> **Records provided**
※ ※ ※
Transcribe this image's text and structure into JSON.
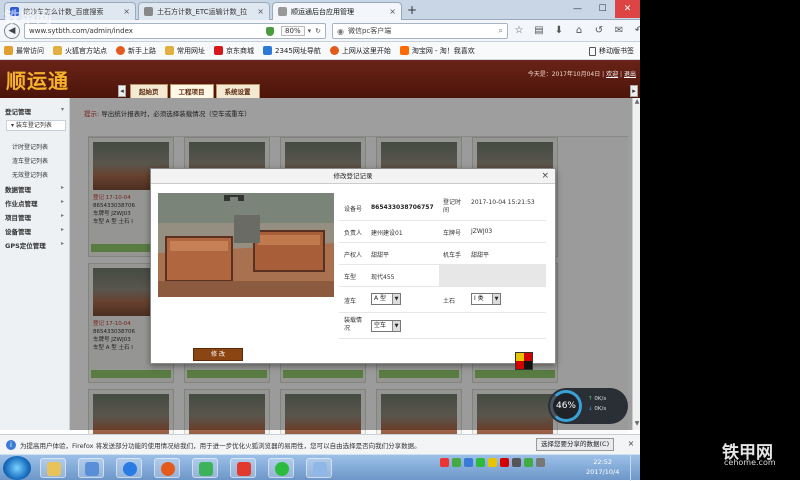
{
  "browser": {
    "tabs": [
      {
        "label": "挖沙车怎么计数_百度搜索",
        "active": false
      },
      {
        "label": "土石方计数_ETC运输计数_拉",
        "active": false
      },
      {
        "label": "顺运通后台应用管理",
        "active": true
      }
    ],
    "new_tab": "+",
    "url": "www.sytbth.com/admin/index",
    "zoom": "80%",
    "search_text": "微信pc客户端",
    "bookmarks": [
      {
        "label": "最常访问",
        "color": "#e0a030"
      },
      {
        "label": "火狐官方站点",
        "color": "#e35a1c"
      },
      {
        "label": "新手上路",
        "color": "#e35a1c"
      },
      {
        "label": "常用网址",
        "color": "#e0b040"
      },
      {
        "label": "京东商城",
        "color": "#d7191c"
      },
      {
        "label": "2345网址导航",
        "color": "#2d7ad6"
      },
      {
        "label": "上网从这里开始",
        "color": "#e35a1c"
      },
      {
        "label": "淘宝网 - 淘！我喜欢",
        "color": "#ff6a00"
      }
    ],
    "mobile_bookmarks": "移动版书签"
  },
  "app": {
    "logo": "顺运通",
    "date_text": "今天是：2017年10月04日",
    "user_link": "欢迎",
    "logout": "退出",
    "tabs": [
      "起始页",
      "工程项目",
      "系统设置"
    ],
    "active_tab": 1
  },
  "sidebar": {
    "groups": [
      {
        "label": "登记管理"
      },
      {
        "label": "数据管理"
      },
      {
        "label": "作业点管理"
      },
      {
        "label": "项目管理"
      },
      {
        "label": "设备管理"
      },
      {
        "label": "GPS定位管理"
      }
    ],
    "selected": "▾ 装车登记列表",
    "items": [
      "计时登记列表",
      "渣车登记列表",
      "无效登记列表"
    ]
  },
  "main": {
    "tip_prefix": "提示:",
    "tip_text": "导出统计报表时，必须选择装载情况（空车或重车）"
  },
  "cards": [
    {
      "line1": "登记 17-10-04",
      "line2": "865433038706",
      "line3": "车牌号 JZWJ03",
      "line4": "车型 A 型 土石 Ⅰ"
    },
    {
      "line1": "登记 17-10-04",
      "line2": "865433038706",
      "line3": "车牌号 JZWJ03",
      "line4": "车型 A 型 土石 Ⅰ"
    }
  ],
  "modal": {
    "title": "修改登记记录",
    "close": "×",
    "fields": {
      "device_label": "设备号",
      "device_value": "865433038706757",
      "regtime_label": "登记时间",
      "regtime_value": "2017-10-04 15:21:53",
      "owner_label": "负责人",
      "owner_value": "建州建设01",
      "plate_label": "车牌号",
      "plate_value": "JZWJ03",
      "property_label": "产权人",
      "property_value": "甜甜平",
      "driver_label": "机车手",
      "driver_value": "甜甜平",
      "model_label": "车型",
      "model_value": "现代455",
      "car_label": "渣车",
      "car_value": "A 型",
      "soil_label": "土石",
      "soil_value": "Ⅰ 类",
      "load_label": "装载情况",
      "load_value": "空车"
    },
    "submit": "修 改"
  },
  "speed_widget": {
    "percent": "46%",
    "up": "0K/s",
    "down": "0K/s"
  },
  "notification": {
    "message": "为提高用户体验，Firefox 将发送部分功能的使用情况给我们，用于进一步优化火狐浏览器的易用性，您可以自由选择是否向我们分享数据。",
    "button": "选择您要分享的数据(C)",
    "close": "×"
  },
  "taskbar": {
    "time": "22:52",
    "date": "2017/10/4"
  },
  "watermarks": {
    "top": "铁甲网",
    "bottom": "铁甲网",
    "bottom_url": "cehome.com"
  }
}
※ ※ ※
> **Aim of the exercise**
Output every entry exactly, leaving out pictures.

> **Result**
Transcribe this image's text and structure into JSON.
{
  "browser": {
    "tabs": [
      {
        "label": "挖沙车怎么计数_百度搜索",
        "active": false
      },
      {
        "label": "土石方计数_ETC运输计数_拉",
        "active": false
      },
      {
        "label": "顺运通后台应用管理",
        "active": true
      }
    ],
    "new_tab": "+",
    "url": "www.sytbth.com/admin/index",
    "zoom": "80%",
    "search_text": "微信pc客户端",
    "bookmarks": [
      {
        "label": "最常访问",
        "color": "#e0a030"
      },
      {
        "label": "火狐官方站点",
        "color": "#e35a1c"
      },
      {
        "label": "新手上路",
        "color": "#e35a1c"
      },
      {
        "label": "常用网址",
        "color": "#e0b040"
      },
      {
        "label": "京东商城",
        "color": "#d7191c"
      },
      {
        "label": "2345网址导航",
        "color": "#2d7ad6"
      },
      {
        "label": "上网从这里开始",
        "color": "#e35a1c"
      },
      {
        "label": "淘宝网 - 淘！我喜欢",
        "color": "#ff6a00"
      }
    ],
    "mobile_bookmarks": "移动版书签"
  },
  "app": {
    "logo": "顺运通",
    "date_text": "今天是：2017年10月04日",
    "user_link": "欢迎",
    "logout": "退出",
    "tabs": [
      "起始页",
      "工程项目",
      "系统设置"
    ],
    "active_tab": 1
  },
  "sidebar": {
    "groups": [
      {
        "label": "登记管理"
      },
      {
        "label": "数据管理"
      },
      {
        "label": "作业点管理"
      },
      {
        "label": "项目管理"
      },
      {
        "label": "设备管理"
      },
      {
        "label": "GPS定位管理"
      }
    ],
    "selected": "▾ 装车登记列表",
    "items": [
      "计时登记列表",
      "渣车登记列表",
      "无效登记列表"
    ]
  },
  "main": {
    "tip_prefix": "提示:",
    "tip_text": "导出统计报表时，必须选择装载情况（空车或重车）"
  },
  "cards": [
    {
      "line1": "登记 17-10-04",
      "line2": "865433038706",
      "line3": "车牌号 JZWJ03",
      "line4": "车型 A 型 土石 Ⅰ"
    },
    {
      "line1": "登记 17-10-04",
      "line2": "865433038706",
      "line3": "车牌号 JZWJ03",
      "line4": "车型 A 型 土石 Ⅰ"
    }
  ],
  "modal": {
    "title": "修改登记记录",
    "close": "×",
    "fields": {
      "device_label": "设备号",
      "device_value": "865433038706757",
      "regtime_label": "登记时间",
      "regtime_value": "2017-10-04 15:21:53",
      "owner_label": "负责人",
      "owner_value": "建州建设01",
      "plate_label": "车牌号",
      "plate_value": "JZWJ03",
      "property_label": "产权人",
      "property_value": "甜甜平",
      "driver_label": "机车手",
      "driver_value": "甜甜平",
      "model_label": "车型",
      "model_value": "现代455",
      "car_label": "渣车",
      "car_value": "A 型",
      "soil_label": "土石",
      "soil_value": "Ⅰ 类",
      "load_label": "装载情况",
      "load_value": "空车"
    },
    "submit": "修 改"
  },
  "speed_widget": {
    "percent": "46%",
    "up": "0K/s",
    "down": "0K/s"
  },
  "notification": {
    "message": "为提高用户体验，Firefox 将发送部分功能的使用情况给我们，用于进一步优化火狐浏览器的易用性，您可以自由选择是否向我们分享数据。",
    "button": "选择您要分享的数据(C)",
    "close": "×"
  },
  "taskbar": {
    "time": "22:52",
    "date": "2017/10/4"
  },
  "watermarks": {
    "top": "铁甲网",
    "bottom": "铁甲网",
    "bottom_url": "cehome.com"
  }
}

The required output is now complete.